I'm finally on my way home to Texas after a 10-day swing through a number of countries across Europe.
My stops included London, Stuttgart, Vienna, Bratislava (Slovakia), Milan and Nice.
Considering what all has happened since I stepped on the plane a week ago Friday, I probably should have my head examined for getting on the plane in Nice to come back home.
Mind you, I didn't get to see much of anything while I was in Nice, save for the lovely IBM La Gaude offices.
And though they did have trains that could have taken me over to visit Monte Carlo, I figured my investments had been on enough of a roller coaster ride the past 10 days to where no amount of baccarat was going to replenish my account.
That's okay, I'm more of a blackjack and poker man myself. But I was looking forward to walking up to one of the tables so that I could say, just once, "Bond...James Bond."
And when it comes to Internet gambling, my luck ran out a long time ago (and was also made illegal recently in these United States).
Oh, wait just a second, I'm writing this post over international waters somewhere over the Atlantic.
Where's a good plane-bound wi-fi connection when you need it! I could be gettin' my 21 on!
Also while I was out of the country, the Americans beat the Europeans in the Ryder Cup for the first time since 1999.
Naturally, I didn't see a single match, but instead read about it on my trusty Blackberry Pearl.
So much for 3G video...and the drama of singles match play on closing day.
My impressions of Europe were wonderful, as always, particularly on a trip where I visited some places I'd never visited before.
My last journey to Eastern Europe was in 1998, to Prague, when the IBM e-business campaign was in full swing and I saw my first inflatable iMac near Wenceslas Square.
This time, I was in Bratislava, where a number of our Web production team lives and breathes, and where I met several members of our Web marketing team from across the former Eastern Soviet Bloc.
They even made me stay out late and drink a local delicacy: plum brandy.
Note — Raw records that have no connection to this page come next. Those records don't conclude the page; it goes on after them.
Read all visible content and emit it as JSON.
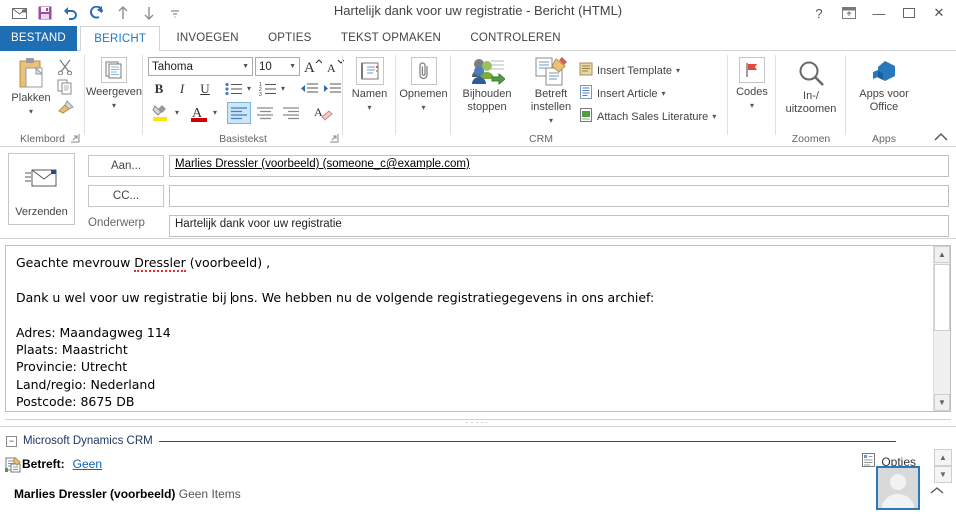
{
  "window": {
    "title": "Hartelijk dank voor uw registratie - Bericht (HTML)",
    "quick_access": [
      {
        "name": "message-icon",
        "glyph": "✉"
      },
      {
        "name": "save-icon",
        "glyph": "▣"
      },
      {
        "name": "undo-icon",
        "glyph": "↶"
      },
      {
        "name": "redo-icon",
        "glyph": "↻"
      },
      {
        "name": "previous-item-icon",
        "glyph": "↑"
      },
      {
        "name": "next-item-icon",
        "glyph": "↓"
      },
      {
        "name": "customize-quick-access-icon",
        "glyph": "⨍"
      }
    ],
    "controls": {
      "help": "?",
      "ribbon_display": "⧉",
      "minimize": "—",
      "maximize": "❐",
      "close": "✕"
    }
  },
  "tabs": {
    "file": "BESTAND",
    "items": [
      {
        "label": "BERICHT",
        "active": true
      },
      {
        "label": "INVOEGEN",
        "active": false
      },
      {
        "label": "OPTIES",
        "active": false
      },
      {
        "label": "TEKST OPMAKEN",
        "active": false
      },
      {
        "label": "CONTROLEREN",
        "active": false
      }
    ]
  },
  "ribbon": {
    "clipboard": {
      "group_label": "Klembord",
      "paste_label": "Plakken",
      "cut_label": "Knippen",
      "copy_label": "Kopiëren",
      "format_painter_label": "Opmaak kopiëren/plakken",
      "dialog_launcher": "⤵"
    },
    "show": {
      "button_label": "Weergeven"
    },
    "basic_text": {
      "group_label": "Basistekst",
      "font_name": "Tahoma",
      "font_size": "10",
      "grow_font": "A",
      "shrink_font": "A",
      "bold": "B",
      "italic": "I",
      "underline": "U",
      "bullets": "bullet-list",
      "numbering": "numbered-list",
      "decrease_indent": "decrease-indent",
      "increase_indent": "increase-indent",
      "highlight": "text-highlight",
      "font_color": "A",
      "align_left": "align-left",
      "align_center": "align-center",
      "align_right": "align-right",
      "clear_formatting": "clear-formatting",
      "dialog_launcher": "⤵"
    },
    "names": {
      "button_label": "Namen"
    },
    "include": {
      "button_label": "Opnemen"
    },
    "crm": {
      "group_label": "CRM",
      "track_label_line1": "Bijhouden",
      "track_label_line2": "stoppen",
      "regarding_line1": "Betreft",
      "regarding_line2": "instellen",
      "items": [
        {
          "label": "Insert Template",
          "icon": "template-icon"
        },
        {
          "label": "Insert Article",
          "icon": "article-icon"
        },
        {
          "label": "Attach Sales Literature",
          "icon": "sales-literature-icon"
        }
      ],
      "codes_label": "Codes"
    },
    "zoom": {
      "group_label": "Zoomen",
      "button_line1": "In-/",
      "button_line2": "uitzoomen"
    },
    "apps": {
      "group_label": "Apps",
      "button_line1": "Apps voor",
      "button_line2": "Office"
    },
    "collapse_ribbon": "⌃"
  },
  "compose": {
    "send_label": "Verzenden",
    "to_button": "Aan...",
    "cc_button": "CC...",
    "subject_label": "Onderwerp",
    "to_value": "Marlies Dressler (voorbeeld) (someone_c@example.com)",
    "cc_value": "",
    "subject_value": "Hartelijk dank voor uw registratie"
  },
  "body": {
    "greeting_pre": "Geachte mevrouw ",
    "greeting_name": "Dressler",
    "greeting_post": " (voorbeeld) ,",
    "paragraph_pre": "Dank u wel voor uw registratie bij ",
    "paragraph_post": "ons. We hebben nu de volgende registratiegegevens in ons archief:",
    "details": [
      "Adres: Maandagweg 114",
      "Plaats: Maastricht",
      "Provincie: Utrecht",
      "Land/regio: Nederland",
      "Postcode: 8675 DB"
    ]
  },
  "crm_pane": {
    "title": "Microsoft Dynamics CRM",
    "collapse_glyph": "−",
    "regarding_label": "Betreft:",
    "regarding_value": "Geen",
    "contact_name": "Marlies Dressler (voorbeeld)",
    "contact_items": "Geen Items",
    "options_label": "Opties",
    "scroll_up": "▲",
    "scroll_down": "▼",
    "expand_glyph": "⌃"
  },
  "colors": {
    "accent_blue": "#1e6eb4",
    "active_tab": "#1b7ac4",
    "link_blue": "#0563c1",
    "crm_title": "#1f3864",
    "spell_error": "#e03131",
    "selection": "#cde6f7"
  }
}
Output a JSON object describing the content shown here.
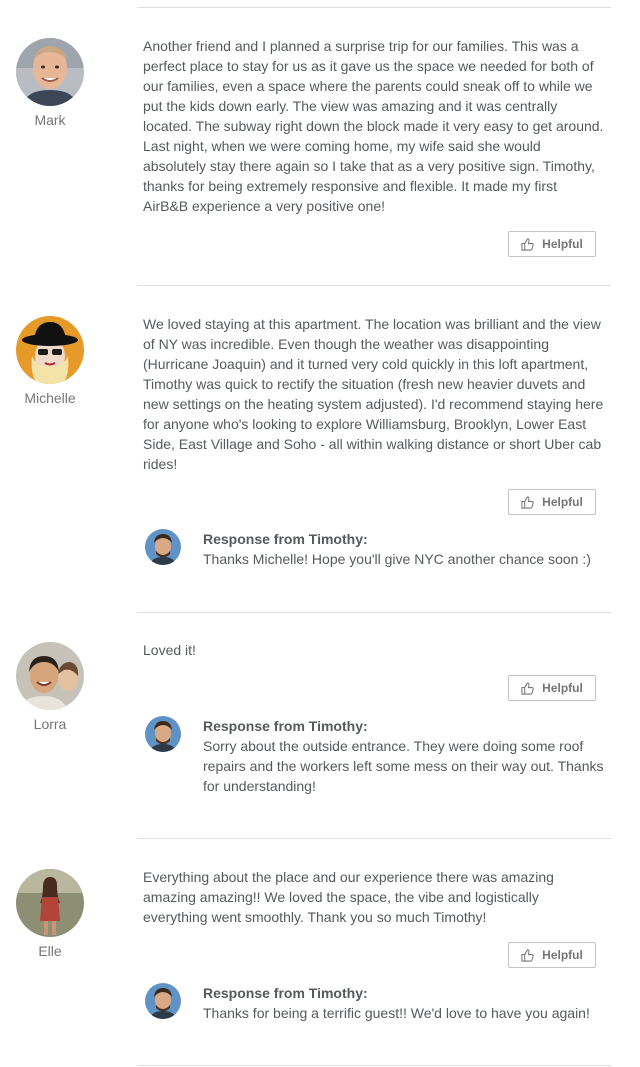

Which made me plum not want to wake up the next morning!
Many of the employees had only been with IBM for two weeks, but their knowledge of all things Internet was most impressive, and none looked a day over 25.
Because none of them were a day over 25, that I could tell.
It was readily apparent to me they were well ahead of Western Europe, and other parts of the world, in their desire to use the Internet for marketing and communications purposes.
Perhaps because they are so much younger than many of their Western European counterparts and are extremely comfortable marketing in the digital milieu because they are extremely familiar with the technology?
Whatever the reason, it was a pleasure to meet all my colleagues across Europe, and I hope to visit you all again very soon.
As for this year's Ryder Cup, I'm very sorry for your loss....